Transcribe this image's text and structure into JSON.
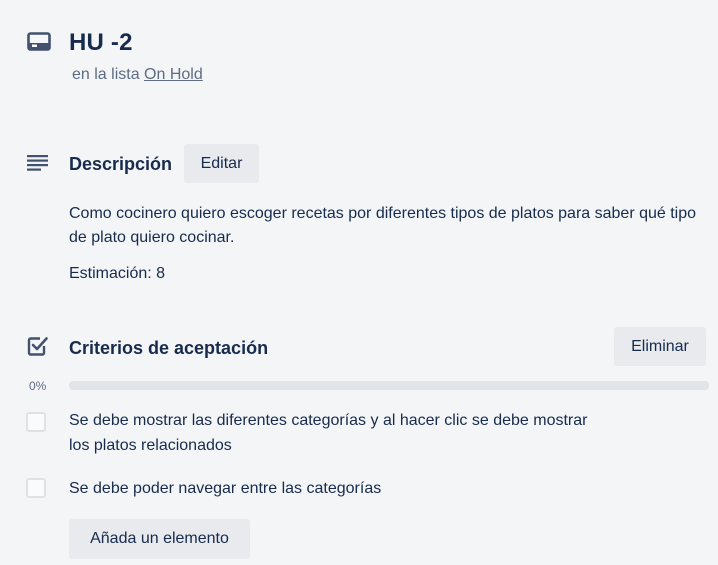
{
  "card": {
    "icon": "card-icon",
    "title": "HU -2",
    "list_prefix": "en la lista",
    "list_name": "On Hold"
  },
  "description": {
    "icon": "description-icon",
    "title": "Descripción",
    "edit_label": "Editar",
    "text": "Como cocinero quiero escoger recetas por diferentes tipos de platos para saber qué tipo de plato quiero cocinar.",
    "estimate": "Estimación: 8"
  },
  "checklist": {
    "icon": "checkbox-checked-icon",
    "title": "Criterios de aceptación",
    "delete_label": "Eliminar",
    "progress_label": "0%",
    "progress": 0,
    "items": [
      {
        "text": "Se debe mostrar las diferentes categorías y al hacer clic se debe mostrar los platos relacionados",
        "checked": false
      },
      {
        "text": "Se debe poder navegar entre las categorías",
        "checked": false
      }
    ],
    "add_label": "Añada un elemento"
  },
  "colors": {
    "background": "#f4f5f7",
    "text": "#172b4d",
    "muted": "#5e6c84",
    "button": "#e8eaed",
    "progress_track": "#e1e4e9"
  }
}
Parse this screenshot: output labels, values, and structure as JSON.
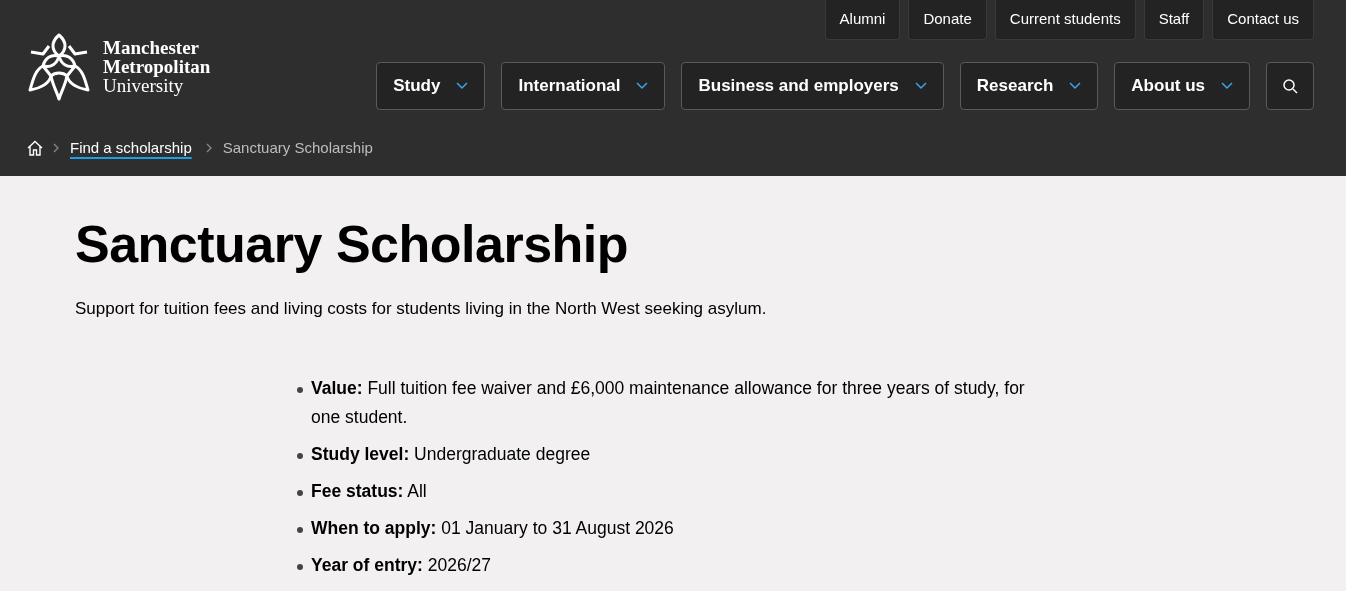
{
  "logo": {
    "lines": [
      "Manchester",
      "Metropolitan",
      "University"
    ]
  },
  "utility_nav": [
    "Alumni",
    "Donate",
    "Current students",
    "Staff",
    "Contact us"
  ],
  "main_nav": [
    {
      "label": "Study",
      "expanded": false
    },
    {
      "label": "International",
      "expanded": false
    },
    {
      "label": "Business and employers",
      "expanded": false
    },
    {
      "label": "Research",
      "expanded": false
    },
    {
      "label": "About us",
      "expanded": false
    }
  ],
  "breadcrumb": {
    "link": "Find a scholarship",
    "current": "Sanctuary Scholarship"
  },
  "title": "Sanctuary Scholarship",
  "intro": "Support for tuition fees and living costs for students living in the North West seeking asylum.",
  "details": [
    "**Value:** Full tuition fee waiver and £6,000 maintenance allowance for three years of study, for one student.",
    "**Study level:** Undergraduate degree",
    "**Fee status:** All",
    "**When to apply:** 01 January  to  31 August 2026",
    "**Year of entry:** 2026/27"
  ]
}
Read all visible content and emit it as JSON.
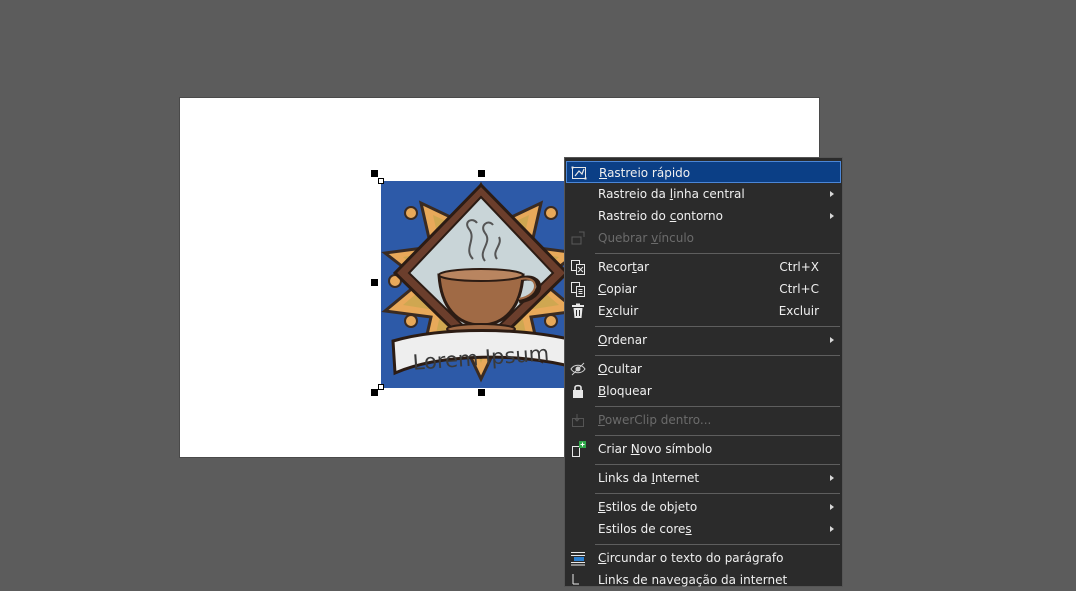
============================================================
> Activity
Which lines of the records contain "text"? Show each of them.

> Exercise response
Transcribe this image's text and structure into JSON.
    "text": "Como cocinero quiero escoger recetas por diferentes tipos de platos para saber qué tipo de plato quiero cocinar.",
        "text": "Se debe mostrar las diferentes categorías y al hacer clic se debe mostrar los platos relacionados",
        "text": "Se debe poder navegar entre las categorías",
    "text": "#172b4d",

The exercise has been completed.